*The data:*

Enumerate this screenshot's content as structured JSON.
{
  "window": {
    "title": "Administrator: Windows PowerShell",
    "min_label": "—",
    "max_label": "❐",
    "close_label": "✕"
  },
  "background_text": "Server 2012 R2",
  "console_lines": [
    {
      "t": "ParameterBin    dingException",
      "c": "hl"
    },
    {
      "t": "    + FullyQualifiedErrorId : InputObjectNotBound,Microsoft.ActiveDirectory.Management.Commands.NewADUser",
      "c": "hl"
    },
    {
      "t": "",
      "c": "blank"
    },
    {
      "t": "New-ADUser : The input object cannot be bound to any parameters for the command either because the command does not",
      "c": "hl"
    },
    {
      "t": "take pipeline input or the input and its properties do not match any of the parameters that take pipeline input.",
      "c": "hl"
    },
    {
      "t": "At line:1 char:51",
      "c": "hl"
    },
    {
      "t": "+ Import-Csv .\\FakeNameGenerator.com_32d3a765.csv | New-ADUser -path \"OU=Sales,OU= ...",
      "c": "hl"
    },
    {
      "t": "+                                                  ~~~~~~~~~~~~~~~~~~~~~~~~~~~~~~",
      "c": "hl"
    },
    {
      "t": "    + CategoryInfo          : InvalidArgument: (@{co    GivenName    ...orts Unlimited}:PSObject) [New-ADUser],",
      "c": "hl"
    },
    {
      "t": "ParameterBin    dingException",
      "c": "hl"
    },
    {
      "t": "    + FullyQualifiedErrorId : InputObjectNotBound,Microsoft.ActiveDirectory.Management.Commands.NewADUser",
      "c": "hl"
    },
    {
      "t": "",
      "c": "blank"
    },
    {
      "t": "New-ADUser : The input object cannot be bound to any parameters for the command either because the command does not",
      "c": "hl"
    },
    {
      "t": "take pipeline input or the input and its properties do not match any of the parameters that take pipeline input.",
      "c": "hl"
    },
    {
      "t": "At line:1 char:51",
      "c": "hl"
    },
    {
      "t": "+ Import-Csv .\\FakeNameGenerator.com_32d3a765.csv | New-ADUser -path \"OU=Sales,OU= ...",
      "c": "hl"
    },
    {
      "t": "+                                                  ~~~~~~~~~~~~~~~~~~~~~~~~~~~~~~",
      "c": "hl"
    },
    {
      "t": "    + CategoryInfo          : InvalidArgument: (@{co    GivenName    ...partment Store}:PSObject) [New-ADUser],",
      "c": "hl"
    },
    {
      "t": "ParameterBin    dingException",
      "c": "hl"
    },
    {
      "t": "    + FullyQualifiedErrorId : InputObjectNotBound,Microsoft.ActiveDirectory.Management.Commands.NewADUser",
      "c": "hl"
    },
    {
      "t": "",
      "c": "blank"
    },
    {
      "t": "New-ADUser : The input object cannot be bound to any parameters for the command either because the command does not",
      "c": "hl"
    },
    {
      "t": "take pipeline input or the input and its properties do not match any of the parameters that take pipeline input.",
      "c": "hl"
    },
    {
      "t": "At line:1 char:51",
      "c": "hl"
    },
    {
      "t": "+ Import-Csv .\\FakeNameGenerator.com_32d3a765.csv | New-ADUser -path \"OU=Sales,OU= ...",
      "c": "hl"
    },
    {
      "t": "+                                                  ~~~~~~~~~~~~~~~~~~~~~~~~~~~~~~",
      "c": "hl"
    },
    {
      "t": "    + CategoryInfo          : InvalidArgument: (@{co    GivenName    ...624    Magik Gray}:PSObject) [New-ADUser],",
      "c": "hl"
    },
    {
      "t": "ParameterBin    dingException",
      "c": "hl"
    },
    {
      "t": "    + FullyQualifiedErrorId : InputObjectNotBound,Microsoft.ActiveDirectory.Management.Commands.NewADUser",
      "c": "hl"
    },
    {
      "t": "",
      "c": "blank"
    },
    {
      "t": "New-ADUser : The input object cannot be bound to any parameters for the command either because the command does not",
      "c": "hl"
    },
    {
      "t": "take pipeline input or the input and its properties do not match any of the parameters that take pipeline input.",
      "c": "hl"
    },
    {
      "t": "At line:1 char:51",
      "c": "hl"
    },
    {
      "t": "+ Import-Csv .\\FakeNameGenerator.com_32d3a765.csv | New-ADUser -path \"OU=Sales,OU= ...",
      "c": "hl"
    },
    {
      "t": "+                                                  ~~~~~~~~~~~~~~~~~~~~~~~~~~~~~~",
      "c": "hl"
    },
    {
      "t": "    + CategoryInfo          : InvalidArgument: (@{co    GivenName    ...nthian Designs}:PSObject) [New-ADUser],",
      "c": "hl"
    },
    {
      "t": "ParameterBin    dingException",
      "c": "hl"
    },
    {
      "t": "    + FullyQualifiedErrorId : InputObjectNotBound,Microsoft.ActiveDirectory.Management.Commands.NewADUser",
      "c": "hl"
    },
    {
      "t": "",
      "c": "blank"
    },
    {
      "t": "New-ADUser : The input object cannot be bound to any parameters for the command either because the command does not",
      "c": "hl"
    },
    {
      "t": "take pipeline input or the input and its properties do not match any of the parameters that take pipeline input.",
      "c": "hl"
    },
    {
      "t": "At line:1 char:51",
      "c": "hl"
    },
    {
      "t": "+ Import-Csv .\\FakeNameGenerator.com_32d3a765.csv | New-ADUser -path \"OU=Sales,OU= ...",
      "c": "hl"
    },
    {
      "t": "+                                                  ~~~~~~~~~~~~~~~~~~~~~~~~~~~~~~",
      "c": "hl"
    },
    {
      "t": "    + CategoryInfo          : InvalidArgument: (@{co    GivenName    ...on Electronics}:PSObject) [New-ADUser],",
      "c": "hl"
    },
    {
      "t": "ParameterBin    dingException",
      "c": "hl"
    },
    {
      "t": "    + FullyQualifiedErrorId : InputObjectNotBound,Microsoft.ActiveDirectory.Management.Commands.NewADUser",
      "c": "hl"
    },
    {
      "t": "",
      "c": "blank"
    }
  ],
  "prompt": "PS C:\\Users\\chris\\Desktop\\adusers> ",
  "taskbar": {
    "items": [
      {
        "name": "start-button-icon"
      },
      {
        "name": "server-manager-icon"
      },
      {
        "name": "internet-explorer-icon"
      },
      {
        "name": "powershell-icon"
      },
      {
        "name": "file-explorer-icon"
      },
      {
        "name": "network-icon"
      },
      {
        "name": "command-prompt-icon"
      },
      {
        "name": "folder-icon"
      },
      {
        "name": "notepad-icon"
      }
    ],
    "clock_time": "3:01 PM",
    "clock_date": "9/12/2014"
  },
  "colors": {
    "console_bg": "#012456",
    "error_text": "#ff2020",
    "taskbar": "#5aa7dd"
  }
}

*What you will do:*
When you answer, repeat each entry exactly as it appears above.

*Response area:*
Enumerate this screenshot's content as structured JSON.
{
  "window": {
    "title": "Administrator: Windows PowerShell",
    "min_label": "—",
    "max_label": "❐",
    "close_label": "✕"
  },
  "background_text": "Server 2012 R2",
  "console_lines": [
    {
      "t": "ParameterBin    dingException",
      "c": "hl"
    },
    {
      "t": "    + FullyQualifiedErrorId : InputObjectNotBound,Microsoft.ActiveDirectory.Management.Commands.NewADUser",
      "c": "hl"
    },
    {
      "t": "",
      "c": "blank"
    },
    {
      "t": "New-ADUser : The input object cannot be bound to any parameters for the command either because the command does not",
      "c": "hl"
    },
    {
      "t": "take pipeline input or the input and its properties do not match any of the parameters that take pipeline input.",
      "c": "hl"
    },
    {
      "t": "At line:1 char:51",
      "c": "hl"
    },
    {
      "t": "+ Import-Csv .\\FakeNameGenerator.com_32d3a765.csv | New-ADUser -path \"OU=Sales,OU= ...",
      "c": "hl"
    },
    {
      "t": "+                                                  ~~~~~~~~~~~~~~~~~~~~~~~~~~~~~~",
      "c": "hl"
    },
    {
      "t": "    + CategoryInfo          : InvalidArgument: (@{co    GivenName    ...orts Unlimited}:PSObject) [New-ADUser],",
      "c": "hl"
    },
    {
      "t": "ParameterBin    dingException",
      "c": "hl"
    },
    {
      "t": "    + FullyQualifiedErrorId : InputObjectNotBound,Microsoft.ActiveDirectory.Management.Commands.NewADUser",
      "c": "hl"
    },
    {
      "t": "",
      "c": "blank"
    },
    {
      "t": "New-ADUser : The input object cannot be bound to any parameters for the command either because the command does not",
      "c": "hl"
    },
    {
      "t": "take pipeline input or the input and its properties do not match any of the parameters that take pipeline input.",
      "c": "hl"
    },
    {
      "t": "At line:1 char:51",
      "c": "hl"
    },
    {
      "t": "+ Import-Csv .\\FakeNameGenerator.com_32d3a765.csv | New-ADUser -path \"OU=Sales,OU= ...",
      "c": "hl"
    },
    {
      "t": "+                                                  ~~~~~~~~~~~~~~~~~~~~~~~~~~~~~~",
      "c": "hl"
    },
    {
      "t": "    + CategoryInfo          : InvalidArgument: (@{co    GivenName    ...partment Store}:PSObject) [New-ADUser],",
      "c": "hl"
    },
    {
      "t": "ParameterBin    dingException",
      "c": "hl"
    },
    {
      "t": "    + FullyQualifiedErrorId : InputObjectNotBound,Microsoft.ActiveDirectory.Management.Commands.NewADUser",
      "c": "hl"
    },
    {
      "t": "",
      "c": "blank"
    },
    {
      "t": "New-ADUser : The input object cannot be bound to any parameters for the command either because the command does not",
      "c": "hl"
    },
    {
      "t": "take pipeline input or the input and its properties do not match any of the parameters that take pipeline input.",
      "c": "hl"
    },
    {
      "t": "At line:1 char:51",
      "c": "hl"
    },
    {
      "t": "+ Import-Csv .\\FakeNameGenerator.com_32d3a765.csv | New-ADUser -path \"OU=Sales,OU= ...",
      "c": "hl"
    },
    {
      "t": "+                                                  ~~~~~~~~~~~~~~~~~~~~~~~~~~~~~~",
      "c": "hl"
    },
    {
      "t": "    + CategoryInfo          : InvalidArgument: (@{co    GivenName    ...624    Magik Gray}:PSObject) [New-ADUser],",
      "c": "hl"
    },
    {
      "t": "ParameterBin    dingException",
      "c": "hl"
    },
    {
      "t": "    + FullyQualifiedErrorId : InputObjectNotBound,Microsoft.ActiveDirectory.Management.Commands.NewADUser",
      "c": "hl"
    },
    {
      "t": "",
      "c": "blank"
    },
    {
      "t": "New-ADUser : The input object cannot be bound to any parameters for the command either because the command does not",
      "c": "hl"
    },
    {
      "t": "take pipeline input or the input and its properties do not match any of the parameters that take pipeline input.",
      "c": "hl"
    },
    {
      "t": "At line:1 char:51",
      "c": "hl"
    },
    {
      "t": "+ Import-Csv .\\FakeNameGenerator.com_32d3a765.csv | New-ADUser -path \"OU=Sales,OU= ...",
      "c": "hl"
    },
    {
      "t": "+                                                  ~~~~~~~~~~~~~~~~~~~~~~~~~~~~~~",
      "c": "hl"
    },
    {
      "t": "    + CategoryInfo          : InvalidArgument: (@{co    GivenName    ...nthian Designs}:PSObject) [New-ADUser],",
      "c": "hl"
    },
    {
      "t": "ParameterBin    dingException",
      "c": "hl"
    },
    {
      "t": "    + FullyQualifiedErrorId : InputObjectNotBound,Microsoft.ActiveDirectory.Management.Commands.NewADUser",
      "c": "hl"
    },
    {
      "t": "",
      "c": "blank"
    },
    {
      "t": "New-ADUser : The input object cannot be bound to any parameters for the command either because the command does not",
      "c": "hl"
    },
    {
      "t": "take pipeline input or the input and its properties do not match any of the parameters that take pipeline input.",
      "c": "hl"
    },
    {
      "t": "At line:1 char:51",
      "c": "hl"
    },
    {
      "t": "+ Import-Csv .\\FakeNameGenerator.com_32d3a765.csv | New-ADUser -path \"OU=Sales,OU= ...",
      "c": "hl"
    },
    {
      "t": "+                                                  ~~~~~~~~~~~~~~~~~~~~~~~~~~~~~~",
      "c": "hl"
    },
    {
      "t": "    + CategoryInfo          : InvalidArgument: (@{co    GivenName    ...on Electronics}:PSObject) [New-ADUser],",
      "c": "hl"
    },
    {
      "t": "ParameterBin    dingException",
      "c": "hl"
    },
    {
      "t": "    + FullyQualifiedErrorId : InputObjectNotBound,Microsoft.ActiveDirectory.Management.Commands.NewADUser",
      "c": "hl"
    },
    {
      "t": "",
      "c": "blank"
    }
  ],
  "prompt": "PS C:\\Users\\chris\\Desktop\\adusers> ",
  "taskbar": {
    "items": [
      {
        "name": "start-button-icon"
      },
      {
        "name": "server-manager-icon"
      },
      {
        "name": "internet-explorer-icon"
      },
      {
        "name": "powershell-icon"
      },
      {
        "name": "file-explorer-icon"
      },
      {
        "name": "network-icon"
      },
      {
        "name": "command-prompt-icon"
      },
      {
        "name": "folder-icon"
      },
      {
        "name": "notepad-icon"
      }
    ],
    "clock_time": "3:01 PM",
    "clock_date": "9/12/2014"
  },
  "colors": {
    "console_bg": "#012456",
    "error_text": "#ff2020",
    "taskbar": "#5aa7dd"
  }
}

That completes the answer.